The UK’s trade association has responded to suggestions from Sir Derek Higgs, a champion of corporate governance, that buyout firms need to increase transparency by highlighting the good relations between the industry and its investors.

The British Venture Capital Association has countered criticism from Sir Derek Higgs, the UK architect of quoted company corporate governance guidelines, who believes private equity firms will need to introduce independent scrutiny into their management and provide more information to investors.

Higgs: issues with governance

In an interview with the Financial Times, a UK daily paper, Higgs said the growth of private equity raised questions about its accountability to investors and its poor record in providing performance information.

Talking to PrivateEquityOnline, a spokesman for the BVCA said: “Those who understand the industry will know there is complete transparency and openness between the private equity business and its investors. The model is extremely efficient and BVCA data shows it has consistently provided superior returns over the medium and longer term. But it is important to remember it is just part of a rounder economy including the public markets.”

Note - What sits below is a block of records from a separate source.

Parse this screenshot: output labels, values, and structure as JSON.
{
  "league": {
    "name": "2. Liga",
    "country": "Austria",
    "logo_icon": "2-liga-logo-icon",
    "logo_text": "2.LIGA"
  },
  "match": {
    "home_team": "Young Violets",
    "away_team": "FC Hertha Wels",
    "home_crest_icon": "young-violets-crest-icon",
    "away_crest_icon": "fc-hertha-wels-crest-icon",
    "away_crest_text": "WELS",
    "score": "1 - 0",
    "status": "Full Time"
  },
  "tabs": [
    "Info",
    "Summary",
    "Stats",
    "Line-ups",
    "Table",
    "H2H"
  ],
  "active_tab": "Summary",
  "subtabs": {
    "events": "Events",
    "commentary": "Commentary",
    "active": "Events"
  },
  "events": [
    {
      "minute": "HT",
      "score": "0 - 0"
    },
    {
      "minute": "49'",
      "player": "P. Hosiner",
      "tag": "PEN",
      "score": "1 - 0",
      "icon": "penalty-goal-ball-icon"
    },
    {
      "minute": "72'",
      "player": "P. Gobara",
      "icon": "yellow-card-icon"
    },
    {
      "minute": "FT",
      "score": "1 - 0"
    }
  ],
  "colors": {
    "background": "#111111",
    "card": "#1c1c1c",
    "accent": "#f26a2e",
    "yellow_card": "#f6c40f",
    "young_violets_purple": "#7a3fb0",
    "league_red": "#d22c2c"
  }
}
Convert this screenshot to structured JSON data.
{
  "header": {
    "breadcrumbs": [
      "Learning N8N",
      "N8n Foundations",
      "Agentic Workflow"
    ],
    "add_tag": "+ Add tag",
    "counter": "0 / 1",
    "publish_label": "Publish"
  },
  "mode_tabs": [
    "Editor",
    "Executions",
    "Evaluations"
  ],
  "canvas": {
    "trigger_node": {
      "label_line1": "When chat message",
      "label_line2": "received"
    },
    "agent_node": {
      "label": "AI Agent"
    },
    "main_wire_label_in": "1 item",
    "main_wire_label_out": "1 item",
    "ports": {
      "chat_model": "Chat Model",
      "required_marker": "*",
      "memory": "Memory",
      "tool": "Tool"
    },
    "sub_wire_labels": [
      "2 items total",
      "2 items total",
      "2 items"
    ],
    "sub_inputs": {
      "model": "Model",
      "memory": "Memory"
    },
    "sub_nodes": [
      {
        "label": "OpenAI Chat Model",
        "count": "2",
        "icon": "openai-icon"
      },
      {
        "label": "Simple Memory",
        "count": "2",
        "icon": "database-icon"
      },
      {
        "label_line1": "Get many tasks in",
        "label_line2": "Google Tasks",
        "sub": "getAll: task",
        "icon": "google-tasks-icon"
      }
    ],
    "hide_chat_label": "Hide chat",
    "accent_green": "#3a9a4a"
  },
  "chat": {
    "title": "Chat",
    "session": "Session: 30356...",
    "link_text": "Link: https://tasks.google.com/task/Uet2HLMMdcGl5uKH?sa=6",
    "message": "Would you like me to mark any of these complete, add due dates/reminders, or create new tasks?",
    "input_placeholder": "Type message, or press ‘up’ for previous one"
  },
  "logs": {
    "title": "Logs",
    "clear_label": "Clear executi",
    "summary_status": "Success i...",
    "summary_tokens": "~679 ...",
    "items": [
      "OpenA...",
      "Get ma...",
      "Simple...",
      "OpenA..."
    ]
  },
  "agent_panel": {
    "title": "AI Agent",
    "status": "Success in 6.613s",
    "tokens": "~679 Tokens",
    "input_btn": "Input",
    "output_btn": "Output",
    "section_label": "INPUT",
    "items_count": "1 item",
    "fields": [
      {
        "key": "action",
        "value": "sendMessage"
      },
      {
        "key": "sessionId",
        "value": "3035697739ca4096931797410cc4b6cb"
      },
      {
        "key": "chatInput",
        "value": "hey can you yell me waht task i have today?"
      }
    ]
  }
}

Higgs, currently chairman of UK bank Alliance & Leicester and a former investment banker, said in the Financial Times: “There is an issue of how to make sure that the positive benefits of superior corporate governance are aligned with what the private equity people would say are the positive features of the purest form of capitalism.”

He said, however, it might take a business downturn to prompt wider demands for improvements in governance for private equity. Higgs’ 2003 report led to a strengthening of the role of non-executive directors in listed companies.

The industry has long argued that although it is an opaque asset class to outsiders it is entirely transparent to its investors, the providers of its capital. Furthermore proponents of the asset class claim its investment model demands higher standards of corporate governance from its portfolio companies, because of the tight alignment of interest between the private equity firms and the management teams they back on their investors behalf.

But while private equity firms may police their own investments, critics such as Higgs want to know who is policing the firms themselves. In the UK, private equity firms are regulated by the Financial Services Authority, the UK regulator, which is currently reviewing its regime for private equity. A response to an FSA discussion paper issued last Novemver is due at the end of March.